David had written a script with a title that could sell a shitload of tickets: Sexual Perversity in Chicago. The play was a series of two-character scenes in which everybody talked about nothing but sex. Two waitresses, two cops, two investment bankers, and so on. It had hilarious dialogue but, guess what, no story.

It’s hard to believe that this was the case. Now Mamet seems to be all about story, with the intricate convoluted plots in his films, but I’m here to tell you this was not so back in 1974. I kept looking at his many scripts and one day while reading something called Danny Shapiro and His Search for the Mystery Princess, there it was, an actual plot.

The story was about a love affair in which a young couple meet, fall in love and ultimately break up; the oldest story in the world, boy meets girl, boy gets girl, boy loses girl…but this one ended tragically without the two lovers getting back together. Suddenly, it hit me. You could call this play Sexual Perversity in Chicago, the perversity being the failure of these two characters to become a lasting couple and live happily ever after. And you could give each of them a jealous best friend, urging the two lovers to break up. They could speak the bitingly funny dialogue from Mamet’s original Sexual Perversity.

David, sensing the possibility of an actual professional production of his work, did a quick (and brilliant) rewrite and we were off to the races.

During rehearsals, David continued to revise the script, bringing in sheaves of new pages he had pounded out the night before on his old Underwood typewriter. (He still uses it to this day, refusing to touch a word processor or computer of any kind.) At one point my wife Carolyn, who played the female lead, was frustrated that her lines kept changing. She dramatically held up one of the pages and asked Mamet, “David, what is this?!”

Without hesitation, he replied, “It’s good writing.” (No false modesty ever with David Mamet.) But he also said the greatest thing I’ve ever heard a playwright say to an actor. “These are just the words,” David told her. “You can do whatever you want, as long as you say them.” And it’s true that with Mamet (and real life in general), the scene is often not about what’s being said.

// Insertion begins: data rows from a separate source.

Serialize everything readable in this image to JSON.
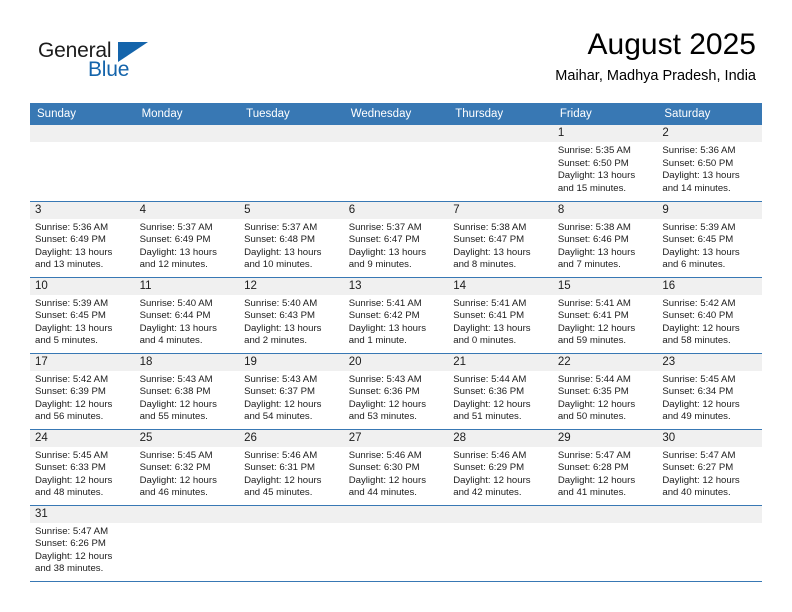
{
  "brand": {
    "name_part1": "General",
    "name_part2": "Blue",
    "accent_color": "#1464ab"
  },
  "header": {
    "month_title": "August 2025",
    "location": "Maihar, Madhya Pradesh, India"
  },
  "theme": {
    "header_blue": "#3878b4",
    "daynum_strip": "#f0f0f0",
    "text": "#1c1c1c"
  },
  "weekdays": [
    "Sunday",
    "Monday",
    "Tuesday",
    "Wednesday",
    "Thursday",
    "Friday",
    "Saturday"
  ],
  "labels": {
    "sunrise_prefix": "Sunrise: ",
    "sunset_prefix": "Sunset: ",
    "daylight_prefix": "Daylight: "
  },
  "weeks": [
    [
      {
        "empty": true
      },
      {
        "empty": true
      },
      {
        "empty": true
      },
      {
        "empty": true
      },
      {
        "empty": true
      },
      {
        "day": "1",
        "sunrise": "Sunrise: 5:35 AM",
        "sunset": "Sunset: 6:50 PM",
        "daylight": "Daylight: 13 hours and 15 minutes."
      },
      {
        "day": "2",
        "sunrise": "Sunrise: 5:36 AM",
        "sunset": "Sunset: 6:50 PM",
        "daylight": "Daylight: 13 hours and 14 minutes."
      }
    ],
    [
      {
        "day": "3",
        "sunrise": "Sunrise: 5:36 AM",
        "sunset": "Sunset: 6:49 PM",
        "daylight": "Daylight: 13 hours and 13 minutes."
      },
      {
        "day": "4",
        "sunrise": "Sunrise: 5:37 AM",
        "sunset": "Sunset: 6:49 PM",
        "daylight": "Daylight: 13 hours and 12 minutes."
      },
      {
        "day": "5",
        "sunrise": "Sunrise: 5:37 AM",
        "sunset": "Sunset: 6:48 PM",
        "daylight": "Daylight: 13 hours and 10 minutes."
      },
      {
        "day": "6",
        "sunrise": "Sunrise: 5:37 AM",
        "sunset": "Sunset: 6:47 PM",
        "daylight": "Daylight: 13 hours and 9 minutes."
      },
      {
        "day": "7",
        "sunrise": "Sunrise: 5:38 AM",
        "sunset": "Sunset: 6:47 PM",
        "daylight": "Daylight: 13 hours and 8 minutes."
      },
      {
        "day": "8",
        "sunrise": "Sunrise: 5:38 AM",
        "sunset": "Sunset: 6:46 PM",
        "daylight": "Daylight: 13 hours and 7 minutes."
      },
      {
        "day": "9",
        "sunrise": "Sunrise: 5:39 AM",
        "sunset": "Sunset: 6:45 PM",
        "daylight": "Daylight: 13 hours and 6 minutes."
      }
    ],
    [
      {
        "day": "10",
        "sunrise": "Sunrise: 5:39 AM",
        "sunset": "Sunset: 6:45 PM",
        "daylight": "Daylight: 13 hours and 5 minutes."
      },
      {
        "day": "11",
        "sunrise": "Sunrise: 5:40 AM",
        "sunset": "Sunset: 6:44 PM",
        "daylight": "Daylight: 13 hours and 4 minutes."
      },
      {
        "day": "12",
        "sunrise": "Sunrise: 5:40 AM",
        "sunset": "Sunset: 6:43 PM",
        "daylight": "Daylight: 13 hours and 2 minutes."
      },
      {
        "day": "13",
        "sunrise": "Sunrise: 5:41 AM",
        "sunset": "Sunset: 6:42 PM",
        "daylight": "Daylight: 13 hours and 1 minute."
      },
      {
        "day": "14",
        "sunrise": "Sunrise: 5:41 AM",
        "sunset": "Sunset: 6:41 PM",
        "daylight": "Daylight: 13 hours and 0 minutes."
      },
      {
        "day": "15",
        "sunrise": "Sunrise: 5:41 AM",
        "sunset": "Sunset: 6:41 PM",
        "daylight": "Daylight: 12 hours and 59 minutes."
      },
      {
        "day": "16",
        "sunrise": "Sunrise: 5:42 AM",
        "sunset": "Sunset: 6:40 PM",
        "daylight": "Daylight: 12 hours and 58 minutes."
      }
    ],
    [
      {
        "day": "17",
        "sunrise": "Sunrise: 5:42 AM",
        "sunset": "Sunset: 6:39 PM",
        "daylight": "Daylight: 12 hours and 56 minutes."
      },
      {
        "day": "18",
        "sunrise": "Sunrise: 5:43 AM",
        "sunset": "Sunset: 6:38 PM",
        "daylight": "Daylight: 12 hours and 55 minutes."
      },
      {
        "day": "19",
        "sunrise": "Sunrise: 5:43 AM",
        "sunset": "Sunset: 6:37 PM",
        "daylight": "Daylight: 12 hours and 54 minutes."
      },
      {
        "day": "20",
        "sunrise": "Sunrise: 5:43 AM",
        "sunset": "Sunset: 6:36 PM",
        "daylight": "Daylight: 12 hours and 53 minutes."
      },
      {
        "day": "21",
        "sunrise": "Sunrise: 5:44 AM",
        "sunset": "Sunset: 6:36 PM",
        "daylight": "Daylight: 12 hours and 51 minutes."
      },
      {
        "day": "22",
        "sunrise": "Sunrise: 5:44 AM",
        "sunset": "Sunset: 6:35 PM",
        "daylight": "Daylight: 12 hours and 50 minutes."
      },
      {
        "day": "23",
        "sunrise": "Sunrise: 5:45 AM",
        "sunset": "Sunset: 6:34 PM",
        "daylight": "Daylight: 12 hours and 49 minutes."
      }
    ],
    [
      {
        "day": "24",
        "sunrise": "Sunrise: 5:45 AM",
        "sunset": "Sunset: 6:33 PM",
        "daylight": "Daylight: 12 hours and 48 minutes."
      },
      {
        "day": "25",
        "sunrise": "Sunrise: 5:45 AM",
        "sunset": "Sunset: 6:32 PM",
        "daylight": "Daylight: 12 hours and 46 minutes."
      },
      {
        "day": "26",
        "sunrise": "Sunrise: 5:46 AM",
        "sunset": "Sunset: 6:31 PM",
        "daylight": "Daylight: 12 hours and 45 minutes."
      },
      {
        "day": "27",
        "sunrise": "Sunrise: 5:46 AM",
        "sunset": "Sunset: 6:30 PM",
        "daylight": "Daylight: 12 hours and 44 minutes."
      },
      {
        "day": "28",
        "sunrise": "Sunrise: 5:46 AM",
        "sunset": "Sunset: 6:29 PM",
        "daylight": "Daylight: 12 hours and 42 minutes."
      },
      {
        "day": "29",
        "sunrise": "Sunrise: 5:47 AM",
        "sunset": "Sunset: 6:28 PM",
        "daylight": "Daylight: 12 hours and 41 minutes."
      },
      {
        "day": "30",
        "sunrise": "Sunrise: 5:47 AM",
        "sunset": "Sunset: 6:27 PM",
        "daylight": "Daylight: 12 hours and 40 minutes."
      }
    ],
    [
      {
        "day": "31",
        "sunrise": "Sunrise: 5:47 AM",
        "sunset": "Sunset: 6:26 PM",
        "daylight": "Daylight: 12 hours and 38 minutes."
      },
      {
        "empty": true
      },
      {
        "empty": true
      },
      {
        "empty": true
      },
      {
        "empty": true
      },
      {
        "empty": true
      },
      {
        "empty": true
      }
    ]
  ]
}
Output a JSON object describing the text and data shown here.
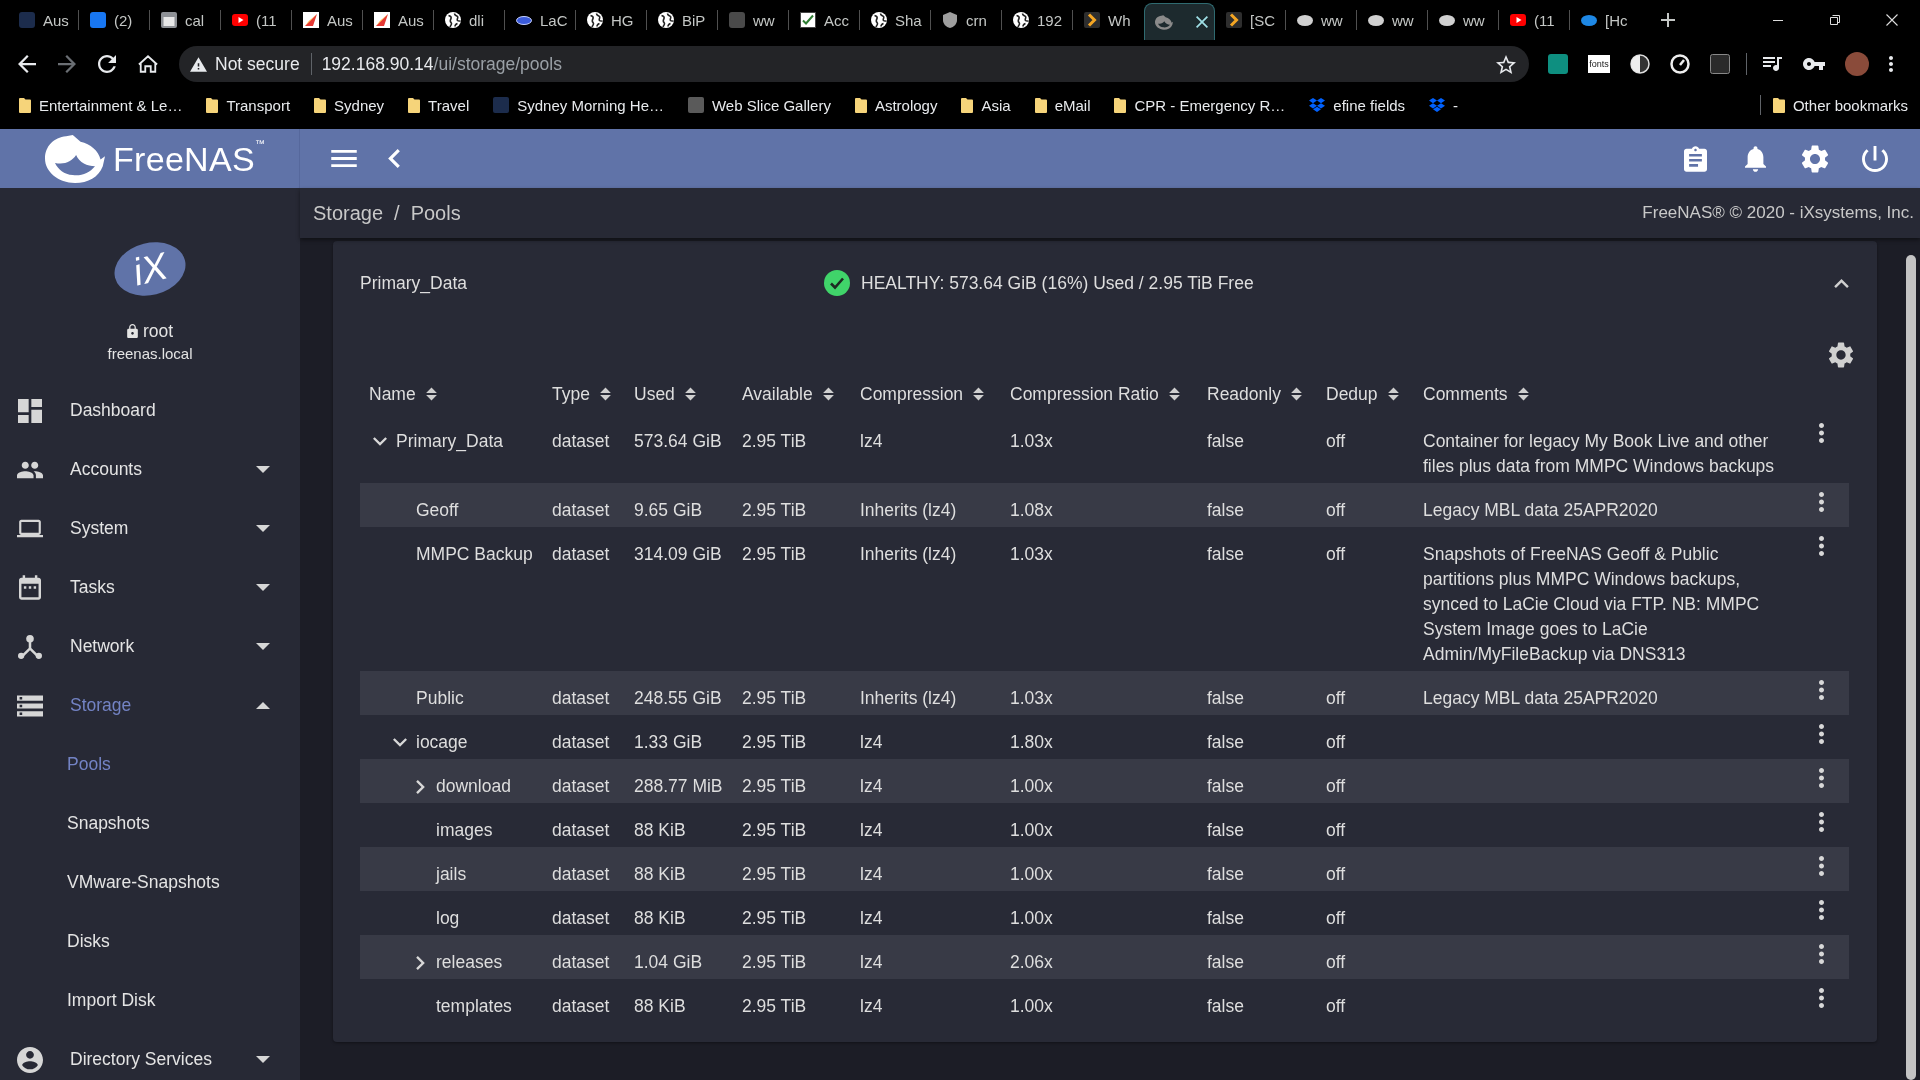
{
  "browser": {
    "tabs": [
      {
        "title": "Aus",
        "selected": false
      },
      {
        "title": "(2)",
        "selected": false
      },
      {
        "title": "cal",
        "selected": false
      },
      {
        "title": "(11",
        "selected": false
      },
      {
        "title": "Aus",
        "selected": false
      },
      {
        "title": "Aus",
        "selected": false
      },
      {
        "title": "dli",
        "selected": false
      },
      {
        "title": "LaC",
        "selected": false
      },
      {
        "title": "HG",
        "selected": false
      },
      {
        "title": "BiP",
        "selected": false
      },
      {
        "title": "ww",
        "selected": false
      },
      {
        "title": "Acc",
        "selected": false
      },
      {
        "title": "Sha",
        "selected": false
      },
      {
        "title": "crn",
        "selected": false
      },
      {
        "title": "192",
        "selected": false
      },
      {
        "title": "Wh",
        "selected": false
      },
      {
        "selected": true
      },
      {
        "title": "[SC",
        "selected": false
      },
      {
        "title": "ww",
        "selected": false
      },
      {
        "title": "ww",
        "selected": false
      },
      {
        "title": "ww",
        "selected": false
      },
      {
        "title": "(11",
        "selected": false
      },
      {
        "title": "[Hc",
        "selected": false
      }
    ],
    "address": {
      "security": "Not secure",
      "host": "192.168.90.14",
      "path": "/ui/storage/pools"
    },
    "extension_label": "fonts",
    "bookmarks": [
      {
        "label": "Entertainment & Le…",
        "kind": "folder"
      },
      {
        "label": "Transport",
        "kind": "folder"
      },
      {
        "label": "Sydney",
        "kind": "folder"
      },
      {
        "label": "Travel",
        "kind": "folder"
      },
      {
        "label": "Sydney Morning He…",
        "kind": "link"
      },
      {
        "label": "Web Slice Gallery",
        "kind": "link"
      },
      {
        "label": "Astrology",
        "kind": "folder"
      },
      {
        "label": "Asia",
        "kind": "folder"
      },
      {
        "label": "eMail",
        "kind": "folder"
      },
      {
        "label": "CPR - Emergency R…",
        "kind": "folder"
      },
      {
        "label": "efine fields",
        "kind": "link"
      },
      {
        "label": "-",
        "kind": "link"
      }
    ],
    "other_bookmarks": "Other bookmarks"
  },
  "app": {
    "brand": "FreeNAS$^{™}$",
    "sidebar": {
      "logo": "iX",
      "user": "root",
      "host": "freenas.local",
      "items": [
        {
          "label": "Dashboard",
          "kind": "link",
          "selected": false
        },
        {
          "label": "Accounts",
          "kind": "group",
          "expanded": false,
          "selected": false
        },
        {
          "label": "System",
          "kind": "group",
          "expanded": false,
          "selected": false
        },
        {
          "label": "Tasks",
          "kind": "group",
          "expanded": false,
          "selected": false
        },
        {
          "label": "Network",
          "kind": "group",
          "expanded": false,
          "selected": false
        },
        {
          "label": "Storage",
          "kind": "group",
          "expanded": true,
          "selected": true,
          "children": [
            {
              "label": "Pools",
              "selected": true
            },
            {
              "label": "Snapshots",
              "selected": false
            },
            {
              "label": "VMware-Snapshots",
              "selected": false
            },
            {
              "label": "Disks",
              "selected": false
            },
            {
              "label": "Import Disk",
              "selected": false
            }
          ]
        },
        {
          "label": "Directory Services",
          "kind": "group",
          "expanded": false,
          "selected": false
        }
      ]
    },
    "breadcrumb": {
      "items": [
        "Storage",
        "Pools"
      ],
      "separator": "/"
    },
    "copyright": "FreeNAS® © 2020 - iXsystems, Inc.",
    "pool": {
      "name": "Primary_Data",
      "healthy": true,
      "summary": "HEALTHY: 573.64 GiB (16%) Used / 2.95 TiB Free",
      "expanded": true,
      "columns": [
        "Name",
        "Type",
        "Used",
        "Available",
        "Compression",
        "Compression Ratio",
        "Readonly",
        "Dedup",
        "Comments"
      ],
      "rows": [
        {
          "name": "Primary_Data",
          "kind": "parent",
          "expanded": true,
          "type": "dataset",
          "used": "573.64 GiB",
          "available": "2.95 TiB",
          "compression": "lz4",
          "ratio": "1.03x",
          "readonly": "false",
          "dedup": "off",
          "comments": "Container for legacy My Book Live and other files plus data from MMPC Windows backups",
          "children": [
            {
              "name": "Geoff",
              "kind": "leaf",
              "type": "dataset",
              "used": "9.65 GiB",
              "available": "2.95 TiB",
              "compression": "Inherits (lz4)",
              "ratio": "1.08x",
              "readonly": "false",
              "dedup": "off",
              "comments": "Legacy MBL data 25APR2020"
            },
            {
              "name": "MMPC Backup",
              "kind": "leaf",
              "type": "dataset",
              "used": "314.09 GiB",
              "available": "2.95 TiB",
              "compression": "Inherits (lz4)",
              "ratio": "1.03x",
              "readonly": "false",
              "dedup": "off",
              "comments": "Snapshots of FreeNAS Geoff & Public partitions plus MMPC Windows backups, synced to LaCie Cloud via FTP. NB: MMPC System Image goes to LaCie Admin/MyFileBackup via DNS313"
            },
            {
              "name": "Public",
              "kind": "leaf",
              "type": "dataset",
              "used": "248.55 GiB",
              "available": "2.95 TiB",
              "compression": "Inherits (lz4)",
              "ratio": "1.03x",
              "readonly": "false",
              "dedup": "off",
              "comments": "Legacy MBL data 25APR2020"
            },
            {
              "name": "iocage",
              "kind": "parent",
              "expanded": true,
              "type": "dataset",
              "used": "1.33 GiB",
              "available": "2.95 TiB",
              "compression": "lz4",
              "ratio": "1.80x",
              "readonly": "false",
              "dedup": "off",
              "children": [
                {
                  "name": "download",
                  "kind": "parent",
                  "expanded": false,
                  "type": "dataset",
                  "used": "288.77 MiB",
                  "available": "2.95 TiB",
                  "compression": "lz4",
                  "ratio": "1.00x",
                  "readonly": "false",
                  "dedup": "off"
                },
                {
                  "name": "images",
                  "kind": "leaf",
                  "type": "dataset",
                  "used": "88 KiB",
                  "available": "2.95 TiB",
                  "compression": "lz4",
                  "ratio": "1.00x",
                  "readonly": "false",
                  "dedup": "off"
                },
                {
                  "name": "jails",
                  "kind": "leaf",
                  "type": "dataset",
                  "used": "88 KiB",
                  "available": "2.95 TiB",
                  "compression": "lz4",
                  "ratio": "1.00x",
                  "readonly": "false",
                  "dedup": "off"
                },
                {
                  "name": "log",
                  "kind": "leaf",
                  "type": "dataset",
                  "used": "88 KiB",
                  "available": "2.95 TiB",
                  "compression": "lz4",
                  "ratio": "1.00x",
                  "readonly": "false",
                  "dedup": "off"
                },
                {
                  "name": "releases",
                  "kind": "parent",
                  "expanded": false,
                  "type": "dataset",
                  "used": "1.04 GiB",
                  "available": "2.95 TiB",
                  "compression": "lz4",
                  "ratio": "2.06x",
                  "readonly": "false",
                  "dedup": "off"
                },
                {
                  "name": "templates",
                  "kind": "leaf",
                  "type": "dataset",
                  "used": "88 KiB",
                  "available": "2.95 TiB",
                  "compression": "lz4",
                  "ratio": "1.00x",
                  "readonly": "false",
                  "dedup": "off"
                }
              ]
            }
          ]
        }
      ]
    }
  }
}
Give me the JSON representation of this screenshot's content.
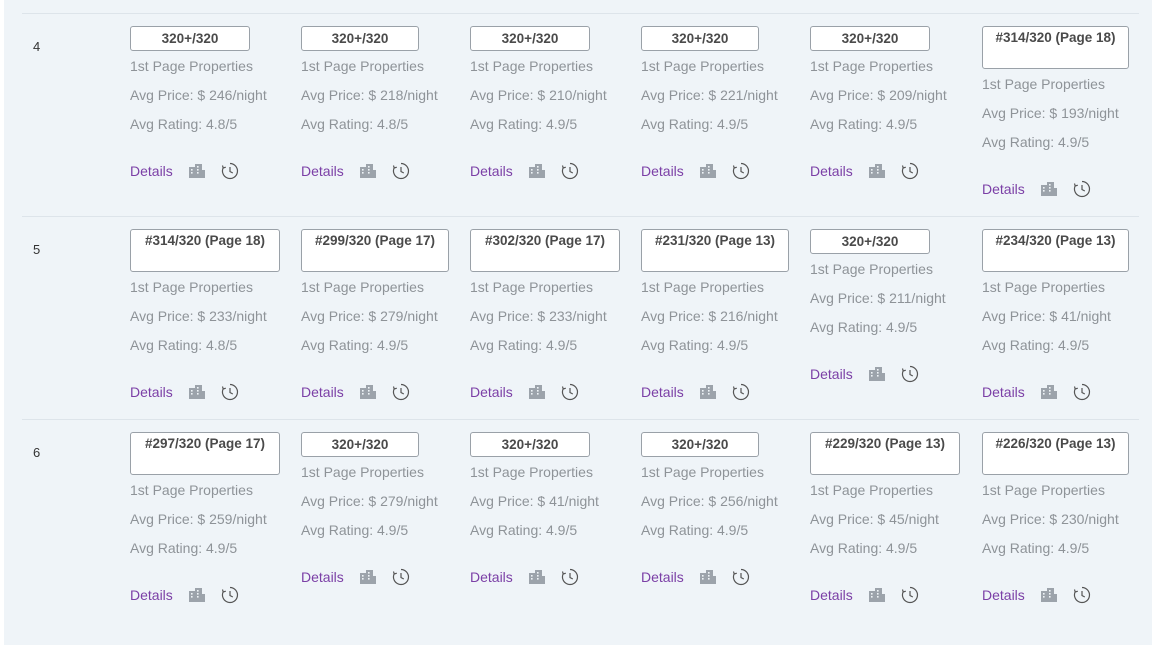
{
  "rows": [
    {
      "rank": "4",
      "cells": [
        {
          "badge": "320+/320",
          "props": "1st Page Properties",
          "price": "Avg Price: $ 246/night",
          "rating": "Avg Rating: 4.8/5"
        },
        {
          "badge": "320+/320",
          "props": "1st Page Properties",
          "price": "Avg Price: $ 218/night",
          "rating": "Avg Rating: 4.8/5"
        },
        {
          "badge": "320+/320",
          "props": "1st Page Properties",
          "price": "Avg Price: $ 210/night",
          "rating": "Avg Rating: 4.9/5"
        },
        {
          "badge": "320+/320",
          "props": "1st Page Properties",
          "price": "Avg Price: $ 221/night",
          "rating": "Avg Rating: 4.9/5"
        },
        {
          "badge": "320+/320",
          "props": "1st Page Properties",
          "price": "Avg Price: $ 209/night",
          "rating": "Avg Rating: 4.9/5"
        },
        {
          "badge": "#314/320 (Page 18)",
          "props": "1st Page Properties",
          "price": "Avg Price: $ 193/night",
          "rating": "Avg Rating: 4.9/5"
        }
      ]
    },
    {
      "rank": "5",
      "cells": [
        {
          "badge": "#314/320 (Page 18)",
          "props": "1st Page Properties",
          "price": "Avg Price: $ 233/night",
          "rating": "Avg Rating: 4.8/5"
        },
        {
          "badge": "#299/320 (Page 17)",
          "props": "1st Page Properties",
          "price": "Avg Price: $ 279/night",
          "rating": "Avg Rating: 4.9/5"
        },
        {
          "badge": "#302/320 (Page 17)",
          "props": "1st Page Properties",
          "price": "Avg Price: $ 233/night",
          "rating": "Avg Rating: 4.9/5"
        },
        {
          "badge": "#231/320 (Page 13)",
          "props": "1st Page Properties",
          "price": "Avg Price: $ 216/night",
          "rating": "Avg Rating: 4.9/5"
        },
        {
          "badge": "320+/320",
          "props": "1st Page Properties",
          "price": "Avg Price: $ 211/night",
          "rating": "Avg Rating: 4.9/5"
        },
        {
          "badge": "#234/320 (Page 13)",
          "props": "1st Page Properties",
          "price": "Avg Price: $ 41/night",
          "rating": "Avg Rating: 4.9/5"
        }
      ]
    },
    {
      "rank": "6",
      "cells": [
        {
          "badge": "#297/320 (Page 17)",
          "props": "1st Page Properties",
          "price": "Avg Price: $ 259/night",
          "rating": "Avg Rating: 4.9/5"
        },
        {
          "badge": "320+/320",
          "props": "1st Page Properties",
          "price": "Avg Price: $ 279/night",
          "rating": "Avg Rating: 4.9/5"
        },
        {
          "badge": "320+/320",
          "props": "1st Page Properties",
          "price": "Avg Price: $ 41/night",
          "rating": "Avg Rating: 4.9/5"
        },
        {
          "badge": "320+/320",
          "props": "1st Page Properties",
          "price": "Avg Price: $ 256/night",
          "rating": "Avg Rating: 4.9/5"
        },
        {
          "badge": "#229/320 (Page 13)",
          "props": "1st Page Properties",
          "price": "Avg Price: $ 45/night",
          "rating": "Avg Rating: 4.9/5"
        },
        {
          "badge": "#226/320 (Page 13)",
          "props": "1st Page Properties",
          "price": "Avg Price: $ 230/night",
          "rating": "Avg Rating: 4.9/5"
        }
      ]
    }
  ],
  "labels": {
    "details": "Details"
  },
  "icons": {
    "listings": "building-icon",
    "history": "history-clock-icon"
  },
  "colors": {
    "link": "#7b3fa6",
    "muted_text": "#8e9398",
    "panel_bg": "#eff4f8"
  }
}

As much of the play is set in singles’ bars, I took Mamet and the entire cast on a research trip to Mother’s, a popular Rush Street hangout. It was a bit dispiriting as we guys found that the women there would have nothing to do with us, while Carolyn and Roberta Custer, who brilliantly played the jaded best friend, were the belles of the ball, unable to drink all the free cocktails sent their way by the admiring throng. David spent much of the evening writing down things he was overhearing, which included a guy claiming to be the pilot of a “Jumbo jet” in order to impress a woman he was trying to pick up. The line ended up in the play, of course.

Sexual Perversity in Chicago was moderately successful, receiving mixed reviews, although Chicago Daily News critic Richard Christiansen recognized that we were witnessing the emergence of an amazingly gifted new American playwright. The play ran through the summer and David asked me if I would consider making him our playwright-in-residence. I was taken aback. “You mean we would only produce your plays?” I asked him. He nodded.

“Let me think about it,” I replied, not knowing what to say. At the time, I couldn’t imagine doing only David Mamet plays and now I kick myself that I ended up turning him down. I told him I’d like to continue working with him and maybe do one of his shows each season, but I could see the disappointment on his face. Plays were pouring out of Mamet in those days like water from a fountain and as much as I loved his writing I wanted to be free to do other things.


Stuart Gordon is a writer/director/producer of film, television and theater. He is best known for the cult classic Re-Animator and for murdering his wife Carolyn in his films whenever possible.